The Prince of Minor Writers: The Selected Essays of Max Beerbohm

I soon settled in, though, and this book began to deliver deep pleasures. As curmudgeons go, Beerbohm was a gentle and self-effacing one. There are very funny broadsides here against walking, against the cult of children, against writing boring letters and against literary toadyism.

Alive: Book One of the Generations Trilogy
Kirkus Reviews : Alive (July 15, 2015)

Sure to win Sigler younger fans, this is the first book of a new trilogy. Em and her group of teenagers end up in an interesting place, creating plenty of energy for Book 2.

The Best Team Money Can Buy: The Los Angeles Dodgers' Wild Struggle to Build a Baseball Powerhouse

Knight is a talented journalist, and there’s enough tumult in these pages to hold the attention of even a casual fan.

Confession of the Lioness

The book is carefully framed, and the right elements are present for a story that could have given rise to an excellent novel.

God and Jetfire

“God and Jetfire” is a devastating and beautiful book. The beauty is in the elegant, assured writing and also in the solace that comes from Seek’s recognition that she and Jevn chose wisely, that Jonathan is being raised by extraordinary people.
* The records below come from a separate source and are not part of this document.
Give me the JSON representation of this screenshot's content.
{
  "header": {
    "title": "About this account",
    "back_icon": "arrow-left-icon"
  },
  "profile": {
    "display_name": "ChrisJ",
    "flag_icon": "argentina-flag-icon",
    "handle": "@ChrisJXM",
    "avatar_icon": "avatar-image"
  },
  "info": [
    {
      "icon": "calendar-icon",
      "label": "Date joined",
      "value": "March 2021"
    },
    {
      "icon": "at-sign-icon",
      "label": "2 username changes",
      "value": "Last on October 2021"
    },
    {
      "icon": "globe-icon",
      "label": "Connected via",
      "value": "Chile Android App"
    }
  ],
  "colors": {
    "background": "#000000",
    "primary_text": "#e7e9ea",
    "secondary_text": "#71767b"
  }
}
Rosenkrantz captures the psychodrama of all-consuming friendship with an honesty that qualifies as its own kind of boldness.

All This Life: A Novel

Rendered with a colorful intricacy and subversive spirit, “All This Life” shows us San Francisco as it vanishes under the spell of social media. Mohr is a perceptive chronicler of how we live, feel — and avoid feeling — this very minute.

The Catherine Wheel: Text Classics

Rich and rewarding.

Naked Greed

The stakes seem so low throughout this installment, filled with dead ends and dropped stitches, that you can’t help wondering if Woods has set his word processor to auto-type.